> **Exercise requirements**:
Where a line of the material contains the string "xero", copy that line.

> **Provided data**:
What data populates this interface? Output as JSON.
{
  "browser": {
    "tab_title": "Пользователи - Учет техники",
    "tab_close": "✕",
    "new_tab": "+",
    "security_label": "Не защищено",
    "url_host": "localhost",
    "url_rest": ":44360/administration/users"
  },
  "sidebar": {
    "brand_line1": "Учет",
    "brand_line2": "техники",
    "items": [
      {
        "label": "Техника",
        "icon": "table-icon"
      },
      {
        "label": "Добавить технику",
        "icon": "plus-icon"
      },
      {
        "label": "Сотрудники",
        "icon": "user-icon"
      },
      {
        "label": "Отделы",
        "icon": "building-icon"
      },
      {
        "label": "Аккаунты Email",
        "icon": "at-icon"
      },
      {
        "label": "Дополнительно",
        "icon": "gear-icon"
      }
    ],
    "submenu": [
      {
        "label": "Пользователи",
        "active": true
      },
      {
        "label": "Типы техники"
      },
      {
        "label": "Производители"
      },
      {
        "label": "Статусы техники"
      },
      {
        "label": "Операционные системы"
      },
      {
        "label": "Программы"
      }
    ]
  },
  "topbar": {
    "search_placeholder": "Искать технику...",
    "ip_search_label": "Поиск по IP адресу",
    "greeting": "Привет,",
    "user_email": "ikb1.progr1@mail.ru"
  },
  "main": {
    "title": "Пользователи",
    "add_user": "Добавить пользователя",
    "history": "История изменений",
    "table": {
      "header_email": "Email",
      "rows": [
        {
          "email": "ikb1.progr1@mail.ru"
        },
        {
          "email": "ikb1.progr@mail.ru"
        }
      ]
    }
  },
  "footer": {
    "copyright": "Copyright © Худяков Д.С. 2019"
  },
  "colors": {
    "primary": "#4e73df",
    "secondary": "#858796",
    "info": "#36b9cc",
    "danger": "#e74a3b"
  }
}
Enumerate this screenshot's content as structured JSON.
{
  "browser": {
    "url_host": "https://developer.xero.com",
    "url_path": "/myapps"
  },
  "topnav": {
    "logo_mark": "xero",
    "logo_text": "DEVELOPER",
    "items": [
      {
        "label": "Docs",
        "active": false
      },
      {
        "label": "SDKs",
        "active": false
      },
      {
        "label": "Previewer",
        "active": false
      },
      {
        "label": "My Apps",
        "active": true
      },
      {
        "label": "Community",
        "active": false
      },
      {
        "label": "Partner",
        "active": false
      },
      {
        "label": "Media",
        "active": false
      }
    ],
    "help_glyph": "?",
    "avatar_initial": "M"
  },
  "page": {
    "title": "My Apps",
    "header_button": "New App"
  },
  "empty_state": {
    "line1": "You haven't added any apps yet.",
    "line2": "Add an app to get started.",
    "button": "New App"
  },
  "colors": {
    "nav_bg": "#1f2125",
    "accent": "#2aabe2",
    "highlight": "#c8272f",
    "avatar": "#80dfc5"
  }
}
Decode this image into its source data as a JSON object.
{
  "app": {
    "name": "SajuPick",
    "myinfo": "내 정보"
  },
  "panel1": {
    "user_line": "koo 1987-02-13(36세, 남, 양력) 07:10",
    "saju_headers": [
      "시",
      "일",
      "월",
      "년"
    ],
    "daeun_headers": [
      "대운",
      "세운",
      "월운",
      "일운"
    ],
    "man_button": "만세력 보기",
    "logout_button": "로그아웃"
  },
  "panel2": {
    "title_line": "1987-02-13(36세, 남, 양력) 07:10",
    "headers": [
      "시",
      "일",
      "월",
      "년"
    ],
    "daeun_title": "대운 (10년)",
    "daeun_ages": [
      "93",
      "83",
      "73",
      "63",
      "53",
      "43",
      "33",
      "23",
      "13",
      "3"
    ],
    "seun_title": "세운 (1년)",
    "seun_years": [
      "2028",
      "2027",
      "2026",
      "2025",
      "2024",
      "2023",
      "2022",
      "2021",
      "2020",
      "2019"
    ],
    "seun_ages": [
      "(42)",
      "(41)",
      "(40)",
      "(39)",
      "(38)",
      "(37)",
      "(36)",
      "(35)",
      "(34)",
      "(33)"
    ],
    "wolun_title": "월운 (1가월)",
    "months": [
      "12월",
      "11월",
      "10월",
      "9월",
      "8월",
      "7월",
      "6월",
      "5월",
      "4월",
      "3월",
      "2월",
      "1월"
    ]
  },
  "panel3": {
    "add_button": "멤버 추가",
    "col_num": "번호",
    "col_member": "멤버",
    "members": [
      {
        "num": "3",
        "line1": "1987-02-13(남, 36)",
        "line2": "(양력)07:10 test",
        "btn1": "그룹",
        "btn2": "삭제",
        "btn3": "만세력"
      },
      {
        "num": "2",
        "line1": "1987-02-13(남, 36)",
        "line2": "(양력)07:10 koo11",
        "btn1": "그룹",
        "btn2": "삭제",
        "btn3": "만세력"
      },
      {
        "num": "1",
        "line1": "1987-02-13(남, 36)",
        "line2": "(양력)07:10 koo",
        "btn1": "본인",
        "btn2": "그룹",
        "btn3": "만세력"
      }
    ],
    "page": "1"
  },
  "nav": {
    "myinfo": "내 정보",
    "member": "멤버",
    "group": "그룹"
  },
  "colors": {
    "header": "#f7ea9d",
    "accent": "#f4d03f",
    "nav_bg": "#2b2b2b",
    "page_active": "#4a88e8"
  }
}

> **Response to this exercise**:
    "url_host": "https://developer.xero.com",
    "logo_mark": "xero",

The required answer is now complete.